A third cartoon shows the plane nosediving with the words: "Bad news... Putin was not on board."

Chechnya leader Ramzan Kadyrov took to Instagram to slam the magazine, calling the editorial policy "immoral and inhuman."

"The edition published cartoons of the crash of Tu-154 and the murder of the Russian ambassador in Ankara," Kadyrov wrote. "I have previously said and now repeat, that the editorial policy of the journal is immoral and inhuman."

"It has nothing to do with the freedom of the press, directly or indirectly," Kadyrov continued. "Millions of Russians and our friends across the world are personally grieving the murder of Andrei Karlov and the Tu-154 disaster, and Charlie Hebdo mocks our national tragedy."

Karlov was Russia's ambassador to Turkey.

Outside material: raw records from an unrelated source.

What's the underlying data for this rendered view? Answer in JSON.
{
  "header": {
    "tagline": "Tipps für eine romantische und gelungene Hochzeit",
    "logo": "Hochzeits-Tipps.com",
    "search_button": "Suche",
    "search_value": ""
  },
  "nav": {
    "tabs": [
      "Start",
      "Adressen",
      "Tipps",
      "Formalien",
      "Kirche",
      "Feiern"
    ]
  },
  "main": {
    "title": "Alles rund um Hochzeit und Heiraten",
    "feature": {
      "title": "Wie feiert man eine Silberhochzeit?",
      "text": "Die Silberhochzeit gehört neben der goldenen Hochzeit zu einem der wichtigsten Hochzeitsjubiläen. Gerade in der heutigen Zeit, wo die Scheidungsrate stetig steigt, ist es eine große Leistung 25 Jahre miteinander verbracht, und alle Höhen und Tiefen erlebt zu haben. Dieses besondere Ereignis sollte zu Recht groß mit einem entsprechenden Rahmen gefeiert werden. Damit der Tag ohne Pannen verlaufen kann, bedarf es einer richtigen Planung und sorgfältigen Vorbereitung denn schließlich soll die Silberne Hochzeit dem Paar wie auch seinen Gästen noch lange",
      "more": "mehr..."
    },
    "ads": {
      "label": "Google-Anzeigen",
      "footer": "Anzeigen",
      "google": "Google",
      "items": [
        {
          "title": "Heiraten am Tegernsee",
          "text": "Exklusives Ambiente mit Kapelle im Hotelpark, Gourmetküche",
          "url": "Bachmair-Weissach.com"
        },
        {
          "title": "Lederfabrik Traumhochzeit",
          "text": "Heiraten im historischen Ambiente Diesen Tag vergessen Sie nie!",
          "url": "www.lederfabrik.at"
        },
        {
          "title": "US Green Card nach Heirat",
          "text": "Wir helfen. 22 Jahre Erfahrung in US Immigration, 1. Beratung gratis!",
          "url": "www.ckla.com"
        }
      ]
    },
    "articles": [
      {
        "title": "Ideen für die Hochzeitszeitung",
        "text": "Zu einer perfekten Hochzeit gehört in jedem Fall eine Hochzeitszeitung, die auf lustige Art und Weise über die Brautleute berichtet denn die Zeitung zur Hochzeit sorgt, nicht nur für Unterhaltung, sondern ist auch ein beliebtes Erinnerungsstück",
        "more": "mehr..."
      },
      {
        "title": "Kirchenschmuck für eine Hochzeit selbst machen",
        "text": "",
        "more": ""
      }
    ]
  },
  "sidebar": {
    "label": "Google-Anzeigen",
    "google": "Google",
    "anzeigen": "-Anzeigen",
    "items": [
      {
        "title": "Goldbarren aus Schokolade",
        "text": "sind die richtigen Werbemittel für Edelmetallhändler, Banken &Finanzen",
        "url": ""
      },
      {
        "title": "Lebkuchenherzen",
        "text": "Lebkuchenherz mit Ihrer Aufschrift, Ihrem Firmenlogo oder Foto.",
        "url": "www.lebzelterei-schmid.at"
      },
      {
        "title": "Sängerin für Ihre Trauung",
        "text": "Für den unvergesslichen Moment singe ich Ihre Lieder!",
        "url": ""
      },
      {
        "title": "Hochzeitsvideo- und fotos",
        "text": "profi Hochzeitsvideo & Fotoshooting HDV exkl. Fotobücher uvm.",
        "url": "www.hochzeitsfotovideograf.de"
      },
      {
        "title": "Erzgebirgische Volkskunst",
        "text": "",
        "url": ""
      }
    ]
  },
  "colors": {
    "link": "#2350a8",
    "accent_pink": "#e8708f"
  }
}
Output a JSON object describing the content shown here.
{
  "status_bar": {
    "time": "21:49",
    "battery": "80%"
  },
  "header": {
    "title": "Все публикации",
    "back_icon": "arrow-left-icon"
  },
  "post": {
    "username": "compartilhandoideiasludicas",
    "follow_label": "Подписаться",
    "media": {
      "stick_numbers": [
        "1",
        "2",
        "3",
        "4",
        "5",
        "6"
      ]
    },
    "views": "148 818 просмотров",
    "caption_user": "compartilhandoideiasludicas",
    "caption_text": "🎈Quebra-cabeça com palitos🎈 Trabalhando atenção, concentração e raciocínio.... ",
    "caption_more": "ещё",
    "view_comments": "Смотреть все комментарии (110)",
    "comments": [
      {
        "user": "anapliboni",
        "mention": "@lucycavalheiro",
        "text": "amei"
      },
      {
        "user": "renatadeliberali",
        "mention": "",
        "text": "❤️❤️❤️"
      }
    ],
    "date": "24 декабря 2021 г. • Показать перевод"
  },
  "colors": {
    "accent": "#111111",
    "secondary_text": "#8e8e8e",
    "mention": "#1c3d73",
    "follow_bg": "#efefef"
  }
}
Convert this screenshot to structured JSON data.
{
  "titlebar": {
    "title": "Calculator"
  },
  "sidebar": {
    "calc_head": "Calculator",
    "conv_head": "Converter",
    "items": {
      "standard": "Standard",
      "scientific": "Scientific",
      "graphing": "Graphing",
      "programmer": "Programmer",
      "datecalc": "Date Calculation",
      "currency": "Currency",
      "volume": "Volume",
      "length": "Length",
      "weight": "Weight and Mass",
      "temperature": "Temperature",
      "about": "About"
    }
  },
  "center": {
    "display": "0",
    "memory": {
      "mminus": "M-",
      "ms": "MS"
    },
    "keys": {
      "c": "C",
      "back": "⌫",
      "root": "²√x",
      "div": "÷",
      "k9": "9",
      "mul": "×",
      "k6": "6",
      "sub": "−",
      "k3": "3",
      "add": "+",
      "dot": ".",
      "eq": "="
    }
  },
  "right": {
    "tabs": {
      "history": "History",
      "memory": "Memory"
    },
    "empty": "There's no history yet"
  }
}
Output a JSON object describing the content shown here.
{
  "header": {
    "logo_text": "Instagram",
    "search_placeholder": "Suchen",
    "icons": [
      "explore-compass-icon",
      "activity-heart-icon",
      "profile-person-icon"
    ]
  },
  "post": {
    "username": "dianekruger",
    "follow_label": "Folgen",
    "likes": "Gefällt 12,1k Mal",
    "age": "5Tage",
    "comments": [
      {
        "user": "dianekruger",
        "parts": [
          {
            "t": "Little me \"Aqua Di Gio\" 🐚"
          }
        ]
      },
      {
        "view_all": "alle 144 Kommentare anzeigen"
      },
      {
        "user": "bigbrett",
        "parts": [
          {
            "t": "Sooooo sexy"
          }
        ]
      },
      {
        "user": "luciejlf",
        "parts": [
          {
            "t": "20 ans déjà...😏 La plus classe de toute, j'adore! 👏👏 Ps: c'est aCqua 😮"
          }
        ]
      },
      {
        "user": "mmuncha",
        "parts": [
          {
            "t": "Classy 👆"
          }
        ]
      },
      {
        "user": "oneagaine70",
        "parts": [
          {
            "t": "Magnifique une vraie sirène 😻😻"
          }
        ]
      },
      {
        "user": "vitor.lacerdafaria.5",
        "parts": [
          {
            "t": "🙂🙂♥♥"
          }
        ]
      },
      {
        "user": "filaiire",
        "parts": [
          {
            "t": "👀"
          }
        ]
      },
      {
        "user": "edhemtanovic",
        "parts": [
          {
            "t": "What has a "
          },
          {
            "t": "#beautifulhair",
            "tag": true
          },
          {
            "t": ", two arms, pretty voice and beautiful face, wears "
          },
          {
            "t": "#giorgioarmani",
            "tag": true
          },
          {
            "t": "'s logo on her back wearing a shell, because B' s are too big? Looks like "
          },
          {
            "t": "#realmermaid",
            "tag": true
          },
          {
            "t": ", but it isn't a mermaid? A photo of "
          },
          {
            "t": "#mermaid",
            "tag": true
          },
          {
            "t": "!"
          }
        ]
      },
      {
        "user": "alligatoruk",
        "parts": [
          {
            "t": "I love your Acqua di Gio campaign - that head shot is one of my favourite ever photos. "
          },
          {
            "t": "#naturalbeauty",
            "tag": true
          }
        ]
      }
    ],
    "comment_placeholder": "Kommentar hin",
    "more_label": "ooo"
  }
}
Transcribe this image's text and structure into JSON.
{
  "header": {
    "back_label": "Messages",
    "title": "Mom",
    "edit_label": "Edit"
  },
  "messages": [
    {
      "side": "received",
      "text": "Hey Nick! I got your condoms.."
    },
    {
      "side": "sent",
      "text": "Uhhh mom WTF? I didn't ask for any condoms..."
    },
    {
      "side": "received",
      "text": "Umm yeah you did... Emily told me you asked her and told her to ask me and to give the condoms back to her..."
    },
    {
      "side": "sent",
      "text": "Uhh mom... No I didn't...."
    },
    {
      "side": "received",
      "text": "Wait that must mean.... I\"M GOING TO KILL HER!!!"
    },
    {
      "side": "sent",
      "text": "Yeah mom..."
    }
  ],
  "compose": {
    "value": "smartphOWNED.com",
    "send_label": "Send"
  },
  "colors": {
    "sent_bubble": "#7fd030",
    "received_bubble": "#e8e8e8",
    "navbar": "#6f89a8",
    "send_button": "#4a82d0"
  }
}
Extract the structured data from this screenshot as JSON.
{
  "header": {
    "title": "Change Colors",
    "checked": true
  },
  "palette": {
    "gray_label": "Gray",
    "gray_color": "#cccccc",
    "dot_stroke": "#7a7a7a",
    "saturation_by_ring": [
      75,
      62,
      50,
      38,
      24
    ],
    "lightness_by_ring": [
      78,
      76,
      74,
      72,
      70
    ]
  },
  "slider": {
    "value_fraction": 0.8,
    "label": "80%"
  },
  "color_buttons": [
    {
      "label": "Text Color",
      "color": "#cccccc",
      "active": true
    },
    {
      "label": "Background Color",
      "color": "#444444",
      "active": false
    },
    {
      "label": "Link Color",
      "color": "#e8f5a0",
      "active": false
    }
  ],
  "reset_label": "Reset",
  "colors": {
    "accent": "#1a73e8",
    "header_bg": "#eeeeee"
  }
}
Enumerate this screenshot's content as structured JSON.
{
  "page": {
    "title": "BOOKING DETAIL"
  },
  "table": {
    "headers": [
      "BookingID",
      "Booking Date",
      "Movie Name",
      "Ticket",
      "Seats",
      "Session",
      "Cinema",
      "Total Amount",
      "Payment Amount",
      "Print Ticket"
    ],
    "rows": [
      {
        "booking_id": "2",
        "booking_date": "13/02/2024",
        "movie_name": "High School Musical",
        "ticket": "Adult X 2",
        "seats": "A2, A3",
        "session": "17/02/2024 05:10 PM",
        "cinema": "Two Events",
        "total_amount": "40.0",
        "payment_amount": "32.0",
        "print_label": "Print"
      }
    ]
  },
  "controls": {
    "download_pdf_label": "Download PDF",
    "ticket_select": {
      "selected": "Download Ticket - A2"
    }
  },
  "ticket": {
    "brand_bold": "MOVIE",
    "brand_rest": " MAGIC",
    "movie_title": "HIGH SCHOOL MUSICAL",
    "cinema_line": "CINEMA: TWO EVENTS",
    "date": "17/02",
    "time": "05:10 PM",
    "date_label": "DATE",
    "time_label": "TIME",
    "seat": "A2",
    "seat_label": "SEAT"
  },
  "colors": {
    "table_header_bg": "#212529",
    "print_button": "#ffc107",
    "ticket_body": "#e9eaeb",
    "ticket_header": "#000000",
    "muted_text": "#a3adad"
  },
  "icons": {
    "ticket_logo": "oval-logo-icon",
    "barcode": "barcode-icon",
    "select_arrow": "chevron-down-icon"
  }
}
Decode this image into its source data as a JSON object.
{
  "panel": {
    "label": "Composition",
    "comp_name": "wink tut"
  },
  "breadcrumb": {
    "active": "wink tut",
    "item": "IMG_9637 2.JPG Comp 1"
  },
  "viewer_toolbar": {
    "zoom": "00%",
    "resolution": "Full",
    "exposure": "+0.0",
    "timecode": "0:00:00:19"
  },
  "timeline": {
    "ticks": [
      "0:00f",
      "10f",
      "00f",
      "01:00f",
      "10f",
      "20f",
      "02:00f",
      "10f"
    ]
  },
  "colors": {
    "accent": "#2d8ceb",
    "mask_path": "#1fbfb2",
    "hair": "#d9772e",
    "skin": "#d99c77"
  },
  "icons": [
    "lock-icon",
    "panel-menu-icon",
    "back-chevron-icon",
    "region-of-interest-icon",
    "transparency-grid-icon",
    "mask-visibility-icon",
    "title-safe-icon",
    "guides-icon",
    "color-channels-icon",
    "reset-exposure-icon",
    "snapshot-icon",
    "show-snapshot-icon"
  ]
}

He was assassinated while speaking at an art gallery exhibition in Ankara by an off-duty Turkish police officer last week.

Igor Konashenkov, a spokesman for Russia's Defense Ministry, said, “Even paying attention to his vile garbage is demeaning to the normal person." 

Charlie Hebdo has been targeted twice by terrorists in 2011 and 2015 for its depiction of the Prophet Muhammad. 

The 2015 attack killed 12 staffers, including several prominent cartoonists.